Knowledge is Power. So read the links above to educate yourself. And carry and Epi Pen!!

Wednesday, May 1, 2013

Summer camp for kids with asthma?!

(American Lung Association Utah)

For those of you that have kids with asthma, you know how scary it can be. The thought of sending them to camp (without you!) can make your heart race.

How do you let your kids experience summer camp without worrying nonstop about them? "Normal kids" have a list of things they take to camp, and maintenance medication, rescue inhalers, allergy medicine, Epi pens and peak flow meters aren't included. But they are for kids with asthma. In fact, all those supplies are mandatory for a camp out. 

They are out in nature after all, with trees, bushes and dust and all the other things that can trigger an asthma attack. Every child with asthma is different and they can all have different asthma triggers. It's best to be prepared and pack all allergy and asthma supplies-just in case.

So how can you send a child with asthma to summer camp? And not worry?

One option is a Camp Wyatt   which is sponsored by the American Lung Association of Utah. There are different camps located in different states. Camp Wyatt supplies round the clock medical chair for your child so you don't have to worry. Here is a list of who will be staffing the camp:

Staff includes over 50 volunteers, including physicians, registered respiratory therapists, registered nurses and trained counselors.
Camp Wyatt is staffed 24-hours a day by physicians and registered nurses, in order to meet the special needs of the campers. In addition, their peak flow is monitored twice a day.
Kids can have fun climbing a rock wall, shooting bows and arrows, swimming, canoeing,  roast marshmallows and many more fun activities.
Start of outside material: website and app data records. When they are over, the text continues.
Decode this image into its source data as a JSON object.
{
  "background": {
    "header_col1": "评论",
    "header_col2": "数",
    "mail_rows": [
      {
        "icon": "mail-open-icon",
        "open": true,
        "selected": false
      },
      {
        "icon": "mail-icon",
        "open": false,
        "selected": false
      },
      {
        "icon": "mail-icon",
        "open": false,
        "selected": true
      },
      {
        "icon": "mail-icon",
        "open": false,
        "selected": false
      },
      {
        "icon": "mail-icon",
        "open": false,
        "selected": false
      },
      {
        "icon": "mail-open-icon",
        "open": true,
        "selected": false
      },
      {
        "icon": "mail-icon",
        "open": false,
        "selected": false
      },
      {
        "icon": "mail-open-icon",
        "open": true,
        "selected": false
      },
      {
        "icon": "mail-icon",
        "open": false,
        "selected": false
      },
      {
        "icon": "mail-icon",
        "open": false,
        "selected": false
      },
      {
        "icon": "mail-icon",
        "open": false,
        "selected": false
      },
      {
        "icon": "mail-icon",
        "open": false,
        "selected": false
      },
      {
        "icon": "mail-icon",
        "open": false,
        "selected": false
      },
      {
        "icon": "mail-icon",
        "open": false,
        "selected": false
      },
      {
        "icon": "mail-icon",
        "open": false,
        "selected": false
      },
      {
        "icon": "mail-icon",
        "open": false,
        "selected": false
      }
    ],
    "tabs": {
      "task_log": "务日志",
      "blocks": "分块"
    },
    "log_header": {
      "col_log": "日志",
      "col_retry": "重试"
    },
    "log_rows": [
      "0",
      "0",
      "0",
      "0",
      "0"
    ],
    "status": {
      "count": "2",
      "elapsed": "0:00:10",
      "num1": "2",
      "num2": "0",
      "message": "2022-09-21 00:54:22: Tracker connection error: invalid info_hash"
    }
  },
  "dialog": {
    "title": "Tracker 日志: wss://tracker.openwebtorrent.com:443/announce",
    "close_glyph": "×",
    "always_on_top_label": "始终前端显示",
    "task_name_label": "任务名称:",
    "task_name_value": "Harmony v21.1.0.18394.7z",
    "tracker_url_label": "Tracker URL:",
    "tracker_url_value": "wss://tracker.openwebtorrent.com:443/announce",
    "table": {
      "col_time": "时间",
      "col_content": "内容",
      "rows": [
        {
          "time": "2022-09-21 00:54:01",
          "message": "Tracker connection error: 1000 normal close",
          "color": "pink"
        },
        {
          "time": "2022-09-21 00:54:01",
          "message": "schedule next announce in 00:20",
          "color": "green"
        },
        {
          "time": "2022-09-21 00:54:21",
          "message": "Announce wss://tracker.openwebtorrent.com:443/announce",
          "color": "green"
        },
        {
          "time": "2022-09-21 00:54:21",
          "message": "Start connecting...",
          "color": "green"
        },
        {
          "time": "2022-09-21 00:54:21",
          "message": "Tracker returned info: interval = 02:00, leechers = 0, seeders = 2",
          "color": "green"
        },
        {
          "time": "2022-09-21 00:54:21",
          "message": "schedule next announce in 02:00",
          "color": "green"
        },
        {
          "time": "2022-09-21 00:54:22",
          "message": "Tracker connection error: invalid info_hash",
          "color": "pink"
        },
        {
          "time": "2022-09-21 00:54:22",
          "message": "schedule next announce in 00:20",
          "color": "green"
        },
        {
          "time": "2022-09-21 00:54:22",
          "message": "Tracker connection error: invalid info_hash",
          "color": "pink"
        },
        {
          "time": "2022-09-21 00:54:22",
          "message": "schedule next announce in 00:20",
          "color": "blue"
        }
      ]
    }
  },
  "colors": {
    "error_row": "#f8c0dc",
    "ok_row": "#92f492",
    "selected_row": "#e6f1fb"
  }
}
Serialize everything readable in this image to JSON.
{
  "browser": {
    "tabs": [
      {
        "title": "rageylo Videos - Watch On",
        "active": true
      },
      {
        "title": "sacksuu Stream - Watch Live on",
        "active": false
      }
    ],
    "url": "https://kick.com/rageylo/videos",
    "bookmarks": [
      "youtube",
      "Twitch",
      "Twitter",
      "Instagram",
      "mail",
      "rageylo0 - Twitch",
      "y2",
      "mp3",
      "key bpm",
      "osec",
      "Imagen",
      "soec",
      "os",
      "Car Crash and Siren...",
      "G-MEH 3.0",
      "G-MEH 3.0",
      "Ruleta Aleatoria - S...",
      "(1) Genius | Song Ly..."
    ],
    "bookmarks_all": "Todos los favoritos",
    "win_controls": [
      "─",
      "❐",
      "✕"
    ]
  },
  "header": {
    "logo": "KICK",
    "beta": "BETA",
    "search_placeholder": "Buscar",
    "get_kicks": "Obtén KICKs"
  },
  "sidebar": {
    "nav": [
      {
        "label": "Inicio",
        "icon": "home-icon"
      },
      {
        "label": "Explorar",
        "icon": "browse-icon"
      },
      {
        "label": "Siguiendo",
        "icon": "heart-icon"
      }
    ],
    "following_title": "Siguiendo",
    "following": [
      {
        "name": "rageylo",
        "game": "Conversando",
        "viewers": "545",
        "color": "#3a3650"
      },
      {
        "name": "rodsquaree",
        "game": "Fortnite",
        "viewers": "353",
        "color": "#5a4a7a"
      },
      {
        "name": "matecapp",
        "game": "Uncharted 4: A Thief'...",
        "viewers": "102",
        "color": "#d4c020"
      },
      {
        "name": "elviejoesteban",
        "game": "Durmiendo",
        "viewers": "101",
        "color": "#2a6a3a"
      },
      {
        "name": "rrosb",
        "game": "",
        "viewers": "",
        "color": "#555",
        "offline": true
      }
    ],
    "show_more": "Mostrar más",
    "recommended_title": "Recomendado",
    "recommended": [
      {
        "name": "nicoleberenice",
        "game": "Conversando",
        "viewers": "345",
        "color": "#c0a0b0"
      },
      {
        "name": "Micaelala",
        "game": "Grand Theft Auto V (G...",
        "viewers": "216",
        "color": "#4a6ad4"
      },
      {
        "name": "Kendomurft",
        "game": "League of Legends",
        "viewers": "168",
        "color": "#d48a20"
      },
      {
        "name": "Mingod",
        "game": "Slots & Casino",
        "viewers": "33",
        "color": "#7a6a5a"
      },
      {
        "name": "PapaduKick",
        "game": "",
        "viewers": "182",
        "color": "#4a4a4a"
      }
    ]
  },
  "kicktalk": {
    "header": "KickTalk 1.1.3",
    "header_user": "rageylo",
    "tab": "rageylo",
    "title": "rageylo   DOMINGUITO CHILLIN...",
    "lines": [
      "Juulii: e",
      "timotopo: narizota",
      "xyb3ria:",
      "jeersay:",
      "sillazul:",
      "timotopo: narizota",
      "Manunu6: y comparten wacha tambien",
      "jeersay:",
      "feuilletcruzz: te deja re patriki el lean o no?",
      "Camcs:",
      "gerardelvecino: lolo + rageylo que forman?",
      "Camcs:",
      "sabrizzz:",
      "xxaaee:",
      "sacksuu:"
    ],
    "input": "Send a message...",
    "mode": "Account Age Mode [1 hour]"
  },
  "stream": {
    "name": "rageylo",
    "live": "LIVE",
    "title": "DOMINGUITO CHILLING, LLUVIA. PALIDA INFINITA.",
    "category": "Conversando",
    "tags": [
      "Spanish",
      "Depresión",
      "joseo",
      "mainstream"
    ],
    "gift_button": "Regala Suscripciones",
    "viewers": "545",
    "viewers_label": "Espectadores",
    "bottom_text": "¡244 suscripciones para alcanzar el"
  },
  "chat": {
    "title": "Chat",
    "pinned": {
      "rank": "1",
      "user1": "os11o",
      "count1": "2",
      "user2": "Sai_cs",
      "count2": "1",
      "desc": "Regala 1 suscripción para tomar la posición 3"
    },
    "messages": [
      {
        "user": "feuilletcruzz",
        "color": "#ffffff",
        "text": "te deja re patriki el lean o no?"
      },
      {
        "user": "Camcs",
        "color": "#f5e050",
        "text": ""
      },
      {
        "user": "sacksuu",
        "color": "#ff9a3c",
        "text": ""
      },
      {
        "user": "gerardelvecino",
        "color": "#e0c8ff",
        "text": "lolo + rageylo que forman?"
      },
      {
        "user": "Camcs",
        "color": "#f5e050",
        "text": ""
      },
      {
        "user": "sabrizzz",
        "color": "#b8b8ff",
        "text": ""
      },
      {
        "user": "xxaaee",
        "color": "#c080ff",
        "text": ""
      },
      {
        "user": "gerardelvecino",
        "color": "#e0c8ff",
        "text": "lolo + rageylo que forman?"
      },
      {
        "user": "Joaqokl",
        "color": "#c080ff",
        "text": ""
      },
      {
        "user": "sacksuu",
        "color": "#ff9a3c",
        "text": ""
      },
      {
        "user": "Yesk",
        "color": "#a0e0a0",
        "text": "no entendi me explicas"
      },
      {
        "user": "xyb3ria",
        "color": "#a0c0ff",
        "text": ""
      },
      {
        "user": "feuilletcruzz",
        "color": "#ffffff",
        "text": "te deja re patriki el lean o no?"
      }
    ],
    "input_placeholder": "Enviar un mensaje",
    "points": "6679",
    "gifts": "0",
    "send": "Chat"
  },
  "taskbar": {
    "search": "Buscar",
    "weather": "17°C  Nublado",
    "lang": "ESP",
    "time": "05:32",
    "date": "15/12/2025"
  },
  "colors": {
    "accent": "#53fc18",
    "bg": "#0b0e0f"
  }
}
They get to just be a kid and don't have to worry about their asthma because someone is there 24 hours a day to watch over them and keep them safe.

There's a fun video on American Lung Assocation Utah's website so you can what the kids are actually doing at camp. (By the way, the kids also get a little asthma education each day so they can better manage their asthma!) To find a camp in your state, contact your state American Lung Association chapter.

Bring out the s'mores and let's have some fun!!